Colonel E.H. Taylor Small Batch Is a Bourbon Worth Tracking Down
For Americans, finding an amazing bourbon is as easy as popping down to the grocery store and grabbing a bottle for $30. For Canadians, your most basic bottle is gonna set you back a cool $50 — and that’s just for the basics. Outside of Bulleit, Woodford Reserve and Basil Haydens, there’s not a lot you’re guaranteed to find. And in the case of the Colonel E.H. Taylor Small Batch, a reputable and sought-after whiskey, you have to enter a bloody lottery just for a chance to buy it.
Thanks to a lucky (and lets face it, generous) father, my birthday present last year was a bottle of the E.H. Taylor Small Batch. And while I still lament the fact that it’s a roll of the dice for us Canadians to get our hands on decent bourbons, I will admit I have a better insight into the hype surrounding this particular dram. Here’s what I thought:
Colonel E.H. Taylor Small Batch Bourbon Review
Weighing in at a hefty 50% ABV, I was expecting a real kick in the head from E.H. Taylor. Which isn’t a bad thing (for me) honestly, as I enjoy higher ABV bourbons generally. But what surprised me most about E.H. Taylor wasn’t its brashness — it was its subtlety.
On the nose, E.H. Taylor smells like caramel corn and apples. The alcohol fumes are remarkably subdued, and allow for less-obvious notes of baking spices. All in all, it smells pretty sweet and lovely, but nothing leaps out as particularly different or challenging.
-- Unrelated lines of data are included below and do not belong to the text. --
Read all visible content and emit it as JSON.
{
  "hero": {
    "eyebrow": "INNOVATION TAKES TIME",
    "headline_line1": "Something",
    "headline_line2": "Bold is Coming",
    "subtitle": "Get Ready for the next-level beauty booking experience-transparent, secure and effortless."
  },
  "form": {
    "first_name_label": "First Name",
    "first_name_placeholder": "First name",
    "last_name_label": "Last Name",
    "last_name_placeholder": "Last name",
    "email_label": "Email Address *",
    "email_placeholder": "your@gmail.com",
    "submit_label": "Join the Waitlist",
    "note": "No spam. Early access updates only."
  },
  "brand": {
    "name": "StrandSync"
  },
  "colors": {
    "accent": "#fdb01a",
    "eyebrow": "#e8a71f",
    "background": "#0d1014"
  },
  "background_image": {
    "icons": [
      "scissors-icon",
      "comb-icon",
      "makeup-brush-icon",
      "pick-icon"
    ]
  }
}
In your mouth, E.H. Taylor really begins to shine. First, I have to remark on the texture of this whisky. It’s thick and viscous, almost “chewy”. There is a beautiful oiliness to it which makes it absolutely sumptuous to sip. As for flavour, it is one of the more corn-forward bourbons I’ve sipped. It’s sweet but not cloying, with butterscotch corn and more corn, with just enough black pepper rye kick to keep things interesting. The finish is long and fades into a woody-vanilla sweetness that lingers.